Try 1 month for 99¢
Kent Metzger (01/09/19)

Kent Metzger, facilities engineer in the Mattoon School District, points out some issues addressed in the health and safety report for the school district in the school administration building. The most prominent issue involves the projectors, which are supposed to have visible outlets.

MATTOON -- A health/life safety survey was conducted on the Mattoon school district, and $288,850 worth of required changes were found among all of the buildings.

The survey, a state requirement that is done every 10 years, was accepted at the Mattoon school board meeting Tuesday. The survey stacks the Mattoon school buildings up to electrical code requirements, lighting, fire code requirements and other code-related specifications.

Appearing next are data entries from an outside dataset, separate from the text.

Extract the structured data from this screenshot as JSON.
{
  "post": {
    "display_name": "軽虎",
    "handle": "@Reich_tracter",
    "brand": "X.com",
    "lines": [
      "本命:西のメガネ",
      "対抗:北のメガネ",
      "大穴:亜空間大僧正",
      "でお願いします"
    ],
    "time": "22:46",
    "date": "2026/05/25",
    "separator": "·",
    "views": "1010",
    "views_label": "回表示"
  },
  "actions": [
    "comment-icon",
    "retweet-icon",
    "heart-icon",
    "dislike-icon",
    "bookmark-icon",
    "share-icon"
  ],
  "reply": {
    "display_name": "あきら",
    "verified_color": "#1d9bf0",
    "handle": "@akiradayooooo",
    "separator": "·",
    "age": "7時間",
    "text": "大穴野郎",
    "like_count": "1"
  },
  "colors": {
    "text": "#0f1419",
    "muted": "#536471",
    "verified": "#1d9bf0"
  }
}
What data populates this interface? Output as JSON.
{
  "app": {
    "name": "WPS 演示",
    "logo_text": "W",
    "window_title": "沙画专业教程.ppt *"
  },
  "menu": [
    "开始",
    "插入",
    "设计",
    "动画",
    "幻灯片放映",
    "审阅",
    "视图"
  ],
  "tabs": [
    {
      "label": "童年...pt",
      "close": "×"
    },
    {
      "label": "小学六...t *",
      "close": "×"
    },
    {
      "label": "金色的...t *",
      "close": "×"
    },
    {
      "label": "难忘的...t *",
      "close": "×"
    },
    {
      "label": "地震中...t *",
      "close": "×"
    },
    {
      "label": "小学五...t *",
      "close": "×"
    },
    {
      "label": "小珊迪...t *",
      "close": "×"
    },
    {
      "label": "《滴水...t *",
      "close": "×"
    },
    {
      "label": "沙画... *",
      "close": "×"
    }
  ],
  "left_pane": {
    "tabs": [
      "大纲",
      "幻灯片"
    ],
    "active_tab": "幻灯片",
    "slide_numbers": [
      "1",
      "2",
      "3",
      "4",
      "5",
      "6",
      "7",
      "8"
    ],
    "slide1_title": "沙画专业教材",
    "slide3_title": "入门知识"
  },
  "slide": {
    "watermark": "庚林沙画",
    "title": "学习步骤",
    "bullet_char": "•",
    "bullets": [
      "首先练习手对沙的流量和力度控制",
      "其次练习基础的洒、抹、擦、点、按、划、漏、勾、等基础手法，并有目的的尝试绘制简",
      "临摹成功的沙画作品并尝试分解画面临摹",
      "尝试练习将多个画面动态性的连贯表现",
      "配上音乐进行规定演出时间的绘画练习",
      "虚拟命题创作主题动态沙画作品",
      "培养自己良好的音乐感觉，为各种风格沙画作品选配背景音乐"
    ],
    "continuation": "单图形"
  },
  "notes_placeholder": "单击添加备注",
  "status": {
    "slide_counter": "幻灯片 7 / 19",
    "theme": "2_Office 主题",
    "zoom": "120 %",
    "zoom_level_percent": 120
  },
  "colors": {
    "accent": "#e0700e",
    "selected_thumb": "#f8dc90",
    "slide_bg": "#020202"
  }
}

Many of these changes can and will be made at no cost, Kent Metzger, facilities engineer, said, but the other adjustments will rack up more than $250,000.

Metzger said this was less of a cost than what was expected leading up to when the survey was conducted. And it was a drop in the bucket in context knowing the district property spans 670,000 square feet in total, Metzger said.

Many of the tweaks will need to be made in the high school and middle school, the larger and older buildings. The deficiencies are predominantly the projectors in place among the rooms, or more accurately, the outlets they are attached to. They must be plugged into a visible outlet.

+1 
Projector outlet

Changes to the visibility of the projector outlets was one recommendation made in the health life safety survey this year. 

"The outlet has to be visible," said Andrew Ewing of Upchurch Group, who compiled the survey. "Say it was plugged in, but not fully plugged in, a spark could go off and you couldn't see if that happened."

This is a common issue getting addressed among a lot of districts in the region, Ewing said.

"For the fire marshal and the ROE (regional office of education); that is something they have really put on their list in the last five years as they go around," Ewing said.

In the older corridors of the Mattoon district's buildings, the survey addressed a need for door closers on classroom doors. This is to prevent a fire from spreading as quickly should a fire start up in a classroom, Metzger said.

Other issues addressed in the study were as specific as moving a cabinet to ensure a fire alarm was visible.

The school district has until the next survey is taken in 10 years to address the things mentioned in the survey, but Metzger said a large majority of it can and will be done in the upcoming year.

"We definitely take this seriously," Metzger said. "We want to be as updated as we can, so it is just a matter now of us taking their recommendations and implementing them."

The expenses to rectify these issues will be covered by sales tax money. The district recently got an approval sales tax hike voted in by local residents that allowed for more tax money to flood in and allow the district to tackle facility issues like old piping and these health life safety deficiencies.

Metzger said much of the work involves general maintenance and added he was pleased with how the report turned out, noting there were few surprises.

The survey did not cover any security-related concerns, but the district has already shown a noticeable effort in tackling the security separately

Subscribe to Daily Headlines

* I understand and agree that registration on or use of this site constitutes agreement to its user agreement and privacy policy.

Contact Jarad Jarmon at (217) 238-6839. Follow him on Twitter: @JJarmonReporter

0
0
1
0
0

Reporter

Jarad Jarmon is a reporter for the JG-TC. He covers the city of Charleston, Eastern Illinois University, Mattoon schools and the Regional Office of Education.

Subscribe to the JG-TC

Reporting like this is brought to you by a staff of experienced local journalists committed to telling the stories of your community.
Support from subscribers is vital to continue our mission.

Become a subscriber

Thank you for subscribing

Your contribution makes local journalism possible.

Load comments